Looking at the records below, say how many lines contain "this". Nothing else belongs in the answer.
--------------------
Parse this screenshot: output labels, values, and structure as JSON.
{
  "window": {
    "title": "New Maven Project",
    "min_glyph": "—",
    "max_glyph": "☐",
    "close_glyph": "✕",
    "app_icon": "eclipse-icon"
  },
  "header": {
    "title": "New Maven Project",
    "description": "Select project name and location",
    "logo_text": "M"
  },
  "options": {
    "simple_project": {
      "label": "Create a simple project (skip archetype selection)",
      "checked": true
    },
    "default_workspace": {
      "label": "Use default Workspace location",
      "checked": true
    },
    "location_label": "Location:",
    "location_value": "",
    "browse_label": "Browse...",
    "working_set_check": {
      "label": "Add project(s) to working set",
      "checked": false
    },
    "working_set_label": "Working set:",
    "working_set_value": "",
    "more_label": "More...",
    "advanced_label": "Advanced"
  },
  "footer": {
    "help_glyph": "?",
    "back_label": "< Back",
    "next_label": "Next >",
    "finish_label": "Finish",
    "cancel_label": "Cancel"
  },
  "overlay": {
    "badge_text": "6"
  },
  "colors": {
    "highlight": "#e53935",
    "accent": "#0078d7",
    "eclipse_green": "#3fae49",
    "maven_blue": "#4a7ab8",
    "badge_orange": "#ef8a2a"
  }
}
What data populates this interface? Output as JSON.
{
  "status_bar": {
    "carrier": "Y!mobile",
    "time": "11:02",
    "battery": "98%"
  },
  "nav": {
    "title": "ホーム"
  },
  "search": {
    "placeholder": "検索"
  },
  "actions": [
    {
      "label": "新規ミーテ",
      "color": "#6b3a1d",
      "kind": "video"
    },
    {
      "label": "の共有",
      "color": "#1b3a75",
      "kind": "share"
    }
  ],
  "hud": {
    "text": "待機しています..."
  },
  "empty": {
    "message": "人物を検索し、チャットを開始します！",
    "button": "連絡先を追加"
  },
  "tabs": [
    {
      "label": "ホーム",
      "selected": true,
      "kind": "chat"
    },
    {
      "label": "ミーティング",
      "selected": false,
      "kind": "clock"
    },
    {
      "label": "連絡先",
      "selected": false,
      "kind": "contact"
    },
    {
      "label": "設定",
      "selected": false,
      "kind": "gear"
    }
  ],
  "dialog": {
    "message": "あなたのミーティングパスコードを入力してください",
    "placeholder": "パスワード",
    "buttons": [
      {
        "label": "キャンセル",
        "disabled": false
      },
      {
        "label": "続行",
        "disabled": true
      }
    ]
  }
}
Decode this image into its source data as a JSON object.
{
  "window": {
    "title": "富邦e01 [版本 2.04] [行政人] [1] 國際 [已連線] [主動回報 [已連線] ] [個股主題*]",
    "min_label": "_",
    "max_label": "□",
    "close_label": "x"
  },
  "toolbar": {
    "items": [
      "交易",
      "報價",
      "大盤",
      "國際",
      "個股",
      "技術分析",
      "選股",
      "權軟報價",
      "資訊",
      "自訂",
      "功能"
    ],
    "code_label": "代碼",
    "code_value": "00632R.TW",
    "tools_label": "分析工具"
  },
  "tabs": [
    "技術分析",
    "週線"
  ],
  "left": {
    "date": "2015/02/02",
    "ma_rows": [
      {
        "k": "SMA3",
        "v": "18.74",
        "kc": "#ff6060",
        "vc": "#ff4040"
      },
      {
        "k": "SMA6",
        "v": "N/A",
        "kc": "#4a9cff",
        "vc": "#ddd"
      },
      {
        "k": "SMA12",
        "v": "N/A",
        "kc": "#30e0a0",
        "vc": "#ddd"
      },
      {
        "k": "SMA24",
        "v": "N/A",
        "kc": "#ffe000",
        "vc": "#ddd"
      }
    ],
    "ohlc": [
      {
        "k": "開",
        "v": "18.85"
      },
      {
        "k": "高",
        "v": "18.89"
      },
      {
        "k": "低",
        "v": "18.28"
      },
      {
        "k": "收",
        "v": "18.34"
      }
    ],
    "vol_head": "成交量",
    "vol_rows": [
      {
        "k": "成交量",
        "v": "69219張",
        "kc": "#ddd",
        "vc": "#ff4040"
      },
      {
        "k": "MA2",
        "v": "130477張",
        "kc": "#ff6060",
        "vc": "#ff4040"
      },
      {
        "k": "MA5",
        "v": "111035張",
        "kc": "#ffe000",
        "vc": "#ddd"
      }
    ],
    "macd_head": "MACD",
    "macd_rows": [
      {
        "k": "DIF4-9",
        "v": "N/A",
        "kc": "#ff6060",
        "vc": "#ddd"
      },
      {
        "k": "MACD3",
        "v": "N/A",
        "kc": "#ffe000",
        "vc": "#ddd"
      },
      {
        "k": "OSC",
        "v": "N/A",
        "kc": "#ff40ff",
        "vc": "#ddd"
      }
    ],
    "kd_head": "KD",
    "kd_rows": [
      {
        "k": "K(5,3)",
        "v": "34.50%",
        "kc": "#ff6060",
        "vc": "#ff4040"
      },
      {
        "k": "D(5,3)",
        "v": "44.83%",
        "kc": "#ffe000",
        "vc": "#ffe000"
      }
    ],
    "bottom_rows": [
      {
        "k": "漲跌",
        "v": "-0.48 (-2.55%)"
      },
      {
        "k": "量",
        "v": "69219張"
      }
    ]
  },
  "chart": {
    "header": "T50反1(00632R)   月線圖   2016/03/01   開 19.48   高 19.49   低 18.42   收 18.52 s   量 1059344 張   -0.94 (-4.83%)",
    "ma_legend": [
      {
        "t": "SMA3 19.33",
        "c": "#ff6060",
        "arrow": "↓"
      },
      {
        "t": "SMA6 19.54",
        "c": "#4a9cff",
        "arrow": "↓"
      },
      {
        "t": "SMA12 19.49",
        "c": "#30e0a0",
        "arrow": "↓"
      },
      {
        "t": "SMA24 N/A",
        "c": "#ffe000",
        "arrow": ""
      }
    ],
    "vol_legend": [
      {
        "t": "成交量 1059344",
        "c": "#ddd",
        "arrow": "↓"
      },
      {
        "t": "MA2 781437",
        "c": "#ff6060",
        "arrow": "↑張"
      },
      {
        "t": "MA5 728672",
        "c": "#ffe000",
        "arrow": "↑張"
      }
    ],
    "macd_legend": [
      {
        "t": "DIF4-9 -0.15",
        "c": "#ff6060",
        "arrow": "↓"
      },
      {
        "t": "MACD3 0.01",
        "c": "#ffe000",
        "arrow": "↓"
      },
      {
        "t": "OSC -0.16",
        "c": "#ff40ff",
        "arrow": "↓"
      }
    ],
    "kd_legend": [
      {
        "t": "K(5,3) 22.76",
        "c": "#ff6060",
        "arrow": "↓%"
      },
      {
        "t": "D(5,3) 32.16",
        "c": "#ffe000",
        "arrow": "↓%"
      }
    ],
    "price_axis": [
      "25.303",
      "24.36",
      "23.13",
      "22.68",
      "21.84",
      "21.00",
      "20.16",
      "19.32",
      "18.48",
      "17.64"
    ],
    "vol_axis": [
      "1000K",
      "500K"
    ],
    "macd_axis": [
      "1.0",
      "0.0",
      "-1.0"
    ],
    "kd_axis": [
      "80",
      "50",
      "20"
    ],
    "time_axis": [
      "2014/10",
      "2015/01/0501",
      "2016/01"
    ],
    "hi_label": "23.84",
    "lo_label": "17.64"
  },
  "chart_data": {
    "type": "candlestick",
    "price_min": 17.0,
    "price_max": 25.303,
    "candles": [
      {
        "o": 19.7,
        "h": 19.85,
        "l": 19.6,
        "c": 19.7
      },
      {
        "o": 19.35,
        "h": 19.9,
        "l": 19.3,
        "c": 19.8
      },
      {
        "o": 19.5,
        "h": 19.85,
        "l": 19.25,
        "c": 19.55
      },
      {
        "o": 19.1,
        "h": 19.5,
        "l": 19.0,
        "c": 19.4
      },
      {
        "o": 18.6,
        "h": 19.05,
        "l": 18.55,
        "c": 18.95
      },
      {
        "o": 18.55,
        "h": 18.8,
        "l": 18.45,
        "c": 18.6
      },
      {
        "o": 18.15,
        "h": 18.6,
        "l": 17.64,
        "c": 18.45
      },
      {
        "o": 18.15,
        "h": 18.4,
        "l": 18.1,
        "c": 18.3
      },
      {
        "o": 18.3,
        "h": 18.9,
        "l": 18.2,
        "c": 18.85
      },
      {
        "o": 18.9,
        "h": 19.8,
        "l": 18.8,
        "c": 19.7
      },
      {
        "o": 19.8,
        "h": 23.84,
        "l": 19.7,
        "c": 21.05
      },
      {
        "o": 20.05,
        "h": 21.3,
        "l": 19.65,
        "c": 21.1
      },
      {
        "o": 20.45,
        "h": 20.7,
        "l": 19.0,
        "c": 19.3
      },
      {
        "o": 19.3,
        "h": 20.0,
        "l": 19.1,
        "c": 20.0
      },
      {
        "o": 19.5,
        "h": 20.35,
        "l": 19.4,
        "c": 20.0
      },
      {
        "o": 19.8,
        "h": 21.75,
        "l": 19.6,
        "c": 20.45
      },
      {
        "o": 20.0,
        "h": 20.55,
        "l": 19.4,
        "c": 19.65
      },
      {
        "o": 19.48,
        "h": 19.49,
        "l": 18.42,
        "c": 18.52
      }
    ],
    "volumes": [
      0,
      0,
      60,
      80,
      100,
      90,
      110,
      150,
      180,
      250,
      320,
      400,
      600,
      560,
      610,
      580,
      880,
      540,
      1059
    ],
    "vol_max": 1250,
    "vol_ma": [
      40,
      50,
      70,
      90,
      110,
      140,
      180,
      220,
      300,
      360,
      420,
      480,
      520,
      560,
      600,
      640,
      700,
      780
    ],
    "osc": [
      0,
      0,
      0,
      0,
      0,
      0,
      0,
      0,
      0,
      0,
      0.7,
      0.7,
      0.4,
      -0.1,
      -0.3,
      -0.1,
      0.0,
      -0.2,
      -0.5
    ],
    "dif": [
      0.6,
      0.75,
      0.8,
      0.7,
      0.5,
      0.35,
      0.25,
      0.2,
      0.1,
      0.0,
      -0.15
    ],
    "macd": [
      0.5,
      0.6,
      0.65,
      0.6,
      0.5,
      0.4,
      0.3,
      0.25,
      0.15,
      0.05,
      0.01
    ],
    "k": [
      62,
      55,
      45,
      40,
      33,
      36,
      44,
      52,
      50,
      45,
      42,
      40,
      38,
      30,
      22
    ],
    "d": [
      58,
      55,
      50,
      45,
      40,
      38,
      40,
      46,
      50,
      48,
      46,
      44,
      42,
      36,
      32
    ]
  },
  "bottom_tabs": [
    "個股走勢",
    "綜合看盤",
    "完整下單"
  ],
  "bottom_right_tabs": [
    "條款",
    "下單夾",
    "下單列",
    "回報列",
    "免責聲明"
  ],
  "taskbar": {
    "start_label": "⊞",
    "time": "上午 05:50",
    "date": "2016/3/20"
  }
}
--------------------
◆ **Solution to the exercise**:
3